    I say, either have us charge ( "Assault" ) in the movement phase, thus locking that unit into combat for the following assault phase, or allow us to assault a target other than what we shot at. Honestly, why can't the squad's melta gunner fire off a round at a tank on the way by to beat up some plastic people? Why, if I wipe out a unit with shooting, do I then have to stand in the open holding myself during the assault phase when I'm in a target-rich environment?


  2. I think a test game is in order. In many of my games against the likes of Charlie and other excellent players, there's been agreement of intent before the actual moves anyway (eg: "you deployed n" away, I have movement of 6" + D6 + 6" of assault through clear terf. I believe I'll need a 3 on my run to get there." roll dice and if it's good, just assume all is good) It really sped up the games I played and it's a habit I've picked up.

    Transparency isn't exactly a forte of 40K but I certainly don't think it would affect much.

    That being said, we've all had the games where we try and shoot our melta only to find out it's 12.5" away, costing us a transport whose content then eats us. That wasted shot could be pivotal, but does that change the nature of the game? I'm not so sure.

  3. The thing I like most about pre-measuring is that it focuses the game on your decisions.

    If you know that you'll need to roll a certain number for your run to make it into combat, then you can easily consider the risk/reward of making that move before you actually start it.

    The other positive effect is that it eliminates niggles about measurement and dodgy moving. If both players are aware that two units are 12" apart, then both know that one unit cannot charge the other. Without premeasuring, whether deliberate or otherwise, it can happen that the first move was ~6.5", and so now the unit can charge.

    What I'm trying to say is that premeasuring eliminates doubt about the physical situation and allows players to make their decisions based on known facts, and in my mind makes the game more about the strategies and tactics used by the players

  4. I've had the same problem when going over to 40K as well. Now it sems the norm and really ties in well to be ble to pre measure with random charges. I mean previously you just couldn't or people would just sit .005cm out of your charge distance. Now it's all about taking chances and MAKING A GAME OF IT.
    Much the same as True line of sight, hordes for the win and other knee jerk reactions from a few people who just never gave the new game a chance.
    Loving 8th ED, and if you're not playing it then it's your loss.

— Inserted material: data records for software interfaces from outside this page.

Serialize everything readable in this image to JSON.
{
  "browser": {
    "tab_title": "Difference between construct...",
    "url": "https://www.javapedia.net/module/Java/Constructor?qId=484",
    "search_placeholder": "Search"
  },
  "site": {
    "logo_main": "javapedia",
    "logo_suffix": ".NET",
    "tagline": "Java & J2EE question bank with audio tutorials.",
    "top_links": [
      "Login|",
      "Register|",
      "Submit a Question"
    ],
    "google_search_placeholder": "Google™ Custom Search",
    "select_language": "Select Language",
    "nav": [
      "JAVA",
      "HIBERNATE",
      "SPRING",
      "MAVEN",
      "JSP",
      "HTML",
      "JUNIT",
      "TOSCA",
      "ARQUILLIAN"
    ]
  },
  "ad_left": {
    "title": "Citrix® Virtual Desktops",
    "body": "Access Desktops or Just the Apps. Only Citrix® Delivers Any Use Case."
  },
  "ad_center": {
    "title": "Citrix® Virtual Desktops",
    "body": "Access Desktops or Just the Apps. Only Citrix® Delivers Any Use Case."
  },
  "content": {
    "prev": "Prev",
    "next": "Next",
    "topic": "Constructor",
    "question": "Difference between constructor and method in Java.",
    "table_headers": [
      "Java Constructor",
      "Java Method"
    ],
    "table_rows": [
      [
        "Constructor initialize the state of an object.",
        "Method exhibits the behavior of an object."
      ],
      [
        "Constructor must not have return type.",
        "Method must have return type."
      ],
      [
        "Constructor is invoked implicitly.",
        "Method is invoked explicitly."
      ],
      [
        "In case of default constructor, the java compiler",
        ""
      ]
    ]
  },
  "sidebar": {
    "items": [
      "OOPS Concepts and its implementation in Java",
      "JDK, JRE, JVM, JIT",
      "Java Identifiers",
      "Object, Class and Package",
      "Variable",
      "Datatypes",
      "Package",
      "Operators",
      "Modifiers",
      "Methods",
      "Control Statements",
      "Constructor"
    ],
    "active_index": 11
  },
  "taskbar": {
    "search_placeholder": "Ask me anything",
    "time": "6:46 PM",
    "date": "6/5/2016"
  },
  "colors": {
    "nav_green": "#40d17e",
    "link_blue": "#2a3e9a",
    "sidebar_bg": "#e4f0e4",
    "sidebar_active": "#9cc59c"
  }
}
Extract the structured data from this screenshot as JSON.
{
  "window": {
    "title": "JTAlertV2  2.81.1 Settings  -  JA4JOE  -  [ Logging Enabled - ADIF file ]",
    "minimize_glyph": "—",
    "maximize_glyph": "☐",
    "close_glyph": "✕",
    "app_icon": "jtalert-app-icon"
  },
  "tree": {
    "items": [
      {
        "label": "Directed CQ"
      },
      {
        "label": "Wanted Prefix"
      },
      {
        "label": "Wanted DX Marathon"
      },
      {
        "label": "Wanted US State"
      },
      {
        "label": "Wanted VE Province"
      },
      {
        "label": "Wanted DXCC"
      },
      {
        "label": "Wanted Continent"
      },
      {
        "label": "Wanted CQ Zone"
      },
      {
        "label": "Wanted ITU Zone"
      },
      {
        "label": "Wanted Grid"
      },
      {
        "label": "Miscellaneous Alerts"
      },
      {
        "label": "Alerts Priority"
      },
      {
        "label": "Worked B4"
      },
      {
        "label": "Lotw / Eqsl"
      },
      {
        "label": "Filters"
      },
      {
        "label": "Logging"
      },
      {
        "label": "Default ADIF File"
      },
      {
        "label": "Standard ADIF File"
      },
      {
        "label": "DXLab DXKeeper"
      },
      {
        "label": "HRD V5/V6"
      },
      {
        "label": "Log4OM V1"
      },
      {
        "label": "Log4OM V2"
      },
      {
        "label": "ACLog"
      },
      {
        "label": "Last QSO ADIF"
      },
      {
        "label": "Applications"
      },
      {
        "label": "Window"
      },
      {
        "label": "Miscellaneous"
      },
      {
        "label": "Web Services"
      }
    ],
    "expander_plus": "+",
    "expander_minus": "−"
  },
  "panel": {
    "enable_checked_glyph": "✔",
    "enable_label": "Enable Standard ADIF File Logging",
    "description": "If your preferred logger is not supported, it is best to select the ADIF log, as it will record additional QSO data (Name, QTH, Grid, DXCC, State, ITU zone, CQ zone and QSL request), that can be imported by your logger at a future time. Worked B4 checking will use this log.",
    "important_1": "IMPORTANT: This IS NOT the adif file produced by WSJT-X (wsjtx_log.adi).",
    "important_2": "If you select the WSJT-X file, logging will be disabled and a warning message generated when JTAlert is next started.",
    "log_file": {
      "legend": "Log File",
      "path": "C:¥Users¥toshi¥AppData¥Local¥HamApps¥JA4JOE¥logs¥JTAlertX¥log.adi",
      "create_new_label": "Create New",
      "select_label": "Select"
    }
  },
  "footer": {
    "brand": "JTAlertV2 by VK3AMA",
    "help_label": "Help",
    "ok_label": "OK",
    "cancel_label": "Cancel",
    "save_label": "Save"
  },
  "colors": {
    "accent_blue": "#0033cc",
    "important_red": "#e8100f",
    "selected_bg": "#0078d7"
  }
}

  5. Parallax means you almost always will have some sort of discrepancy in your movement one way or the other unless you're getting into a 90 degree angle (top down) each and every time. I'm 6 foot 2 and can't achieve a 90 degree angle formmost of the game, so good luck with that unless you're Shaquille ONiell, in which case you're a bit busy being average in the twilight years of your career anyway.
    This is compounded further by having to do a much larger number of moves each turn (where fantasy will usually be something like 10-20, I've had to perform more than 280 moves in a single turn before) in a tight timeframe.

    Pre measuring eliminates the problems this creates, I fail to see any downsides that could outweigh an upside of this magnitude.